In something of an oddity for a smartphone, the OPPO R9 is equipped with a 13MP camera with f/2.2 aperture, smaller and lower-res than that of its front 16MP f/2.0 shooter. With a tagline “Selfie Expert”, we’re expecting great things from the front camera, but what of the main?
Regardless of which camera you happen to be using, there’s OPPO’s ColorOS camera UI, which in its latest iteration is simpler than ever and as expected, closer to iOS’ own camera interface. Swiping on the viewfinder will switch between a number of shooting modes, though additional ones — including the handy manual shooting Expert Mode or Ultra HD mode — can be accessed to the right of the shutter key when held in portrait. Access to flash, HDR toggles, additional settings and switching the camera are found on the opposite side of the display.
Image quality out of the primary camera is not bad. Shots come out with a good amount of detail, colours are on point most of the time — if a little washed out depending on lighting — and exposure and range is handled well in most conditions, largely eliminating the need for HDR and allowing the handset to be used as a fast point and shoot camera.
HDR if anything is used only to correct shots where highlights are blown out more than is true to scene, but even then its results aren’t all that improved over shots without it.
Indoor and low-light shooting is where things start to fall apart, but it’s all highly dependant on how much light is available. Noise and loss of detail will make its way into most shots, but colours still fare pretty well, and in areas where white balance is off, there’s an opportunity for Expert mode to be put to good use.
The front camera doesn’t entirely live up to OPPO’s own marketing hype. Sure, images are fairly detailed and colours are accurate for the most part, but it just isn’t as impressive on the whole as the seemingly “lesser” main camera, and it’s prone to light blowouts in its efforts to take in as much light as possible.
OPPO have once again managed to impress us with the R9’s design and build quality. There’s no denying the OPPO R9 is a real thing of beauty for its $599 price, even if its fundamental design isn’t all that original.
Just about everything is an upgrade over the R7 series, and in all the handset handles itself more fluidly than the still recent R7s.

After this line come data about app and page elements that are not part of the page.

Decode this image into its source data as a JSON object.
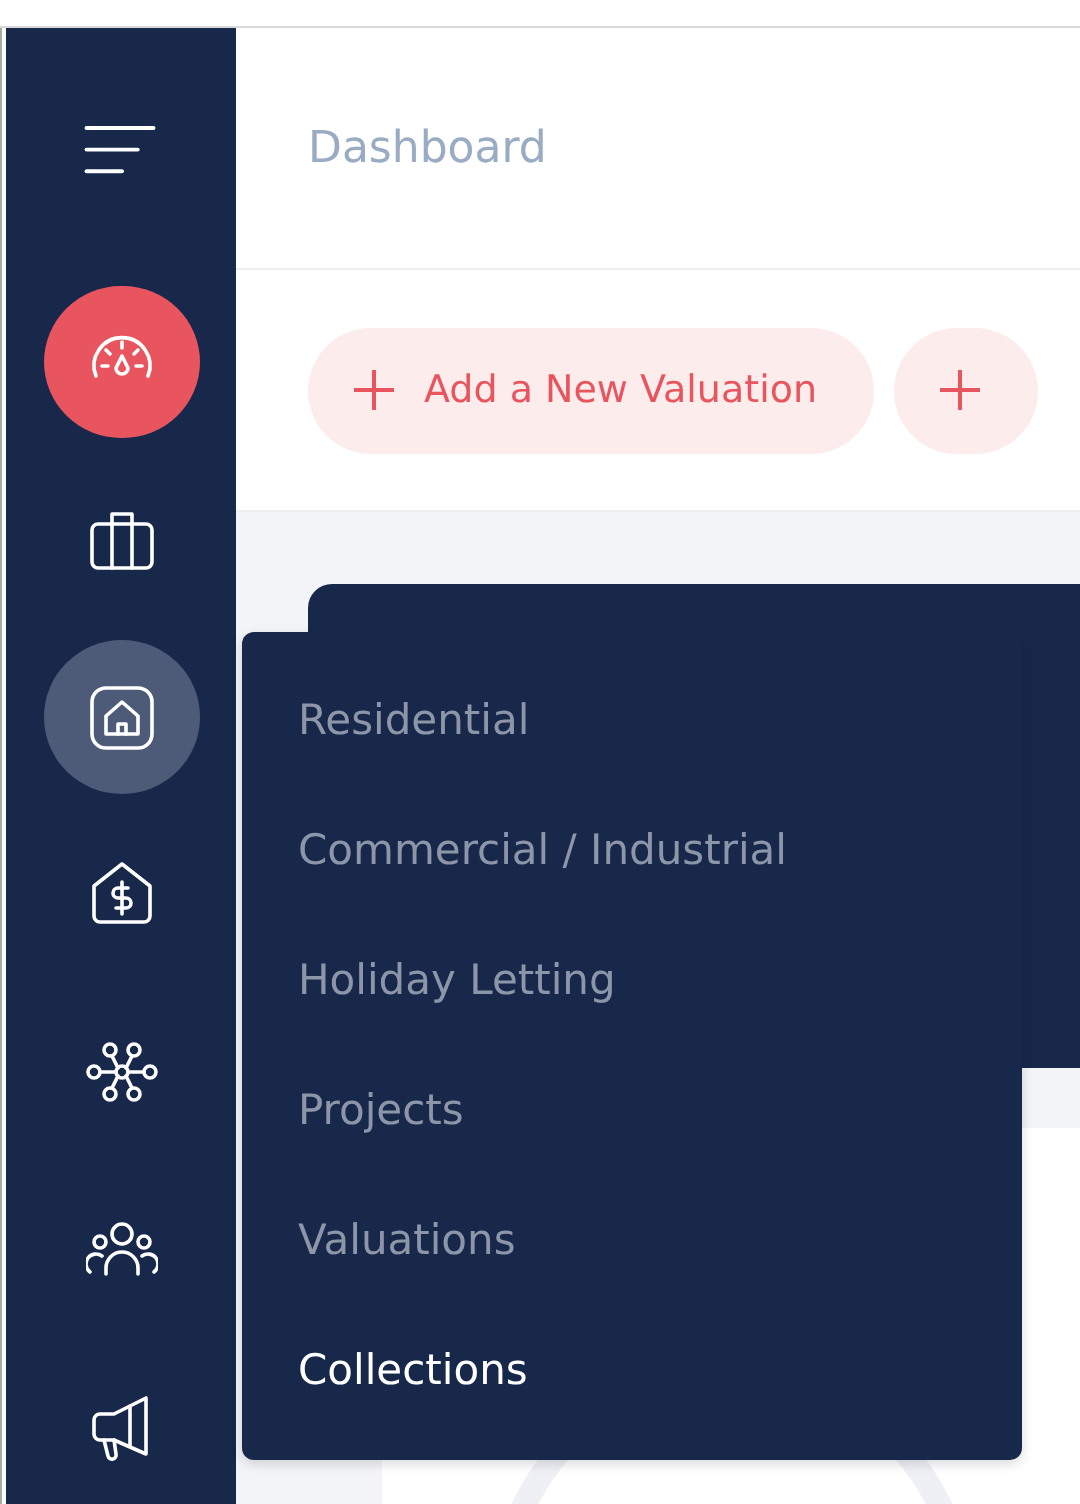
{
  "header": {
    "title": "Dashboard"
  },
  "actions": [
    {
      "kind": "labeled",
      "label": "Add a New Valuation"
    },
    {
      "kind": "icon"
    }
  ],
  "sidebar": {
    "items": [
      {
        "selected": true,
        "expanded": false
      },
      {
        "selected": false,
        "expanded": false
      },
      {
        "selected": false,
        "expanded": true
      },
      {
        "selected": false,
        "expanded": false
      },
      {
        "selected": false,
        "expanded": false
      },
      {
        "selected": false,
        "expanded": false
      },
      {
        "selected": false,
        "expanded": false
      }
    ]
  },
  "submenu": {
    "items": [
      {
        "label": "Residential",
        "selected": false
      },
      {
        "label": "Commercial / Industrial",
        "selected": false
      },
      {
        "label": "Holiday Letting",
        "selected": false
      },
      {
        "label": "Projects",
        "selected": false
      },
      {
        "label": "Valuations",
        "selected": false
      },
      {
        "label": "Collections",
        "selected": true
      }
    ]
  }
}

Software remains a point of contention, but OPPO are at least devoted to providing the best possible experience by way of bug fixes and security patches, even if the overall user experience won’t be everyone’s cup of tea. Moreover, if OPPO confirm their Project Spectrum AOSP-based ROM, there’ll be a seriously good reason for Android purists to be interested in the R9.
The cameras are both quite good for the price, but they’re not going to be leaving high-end flagships shaking in their boots. Something that will is the fingerprint reader, which is just miles ahead of certain competitors for speed and reliability.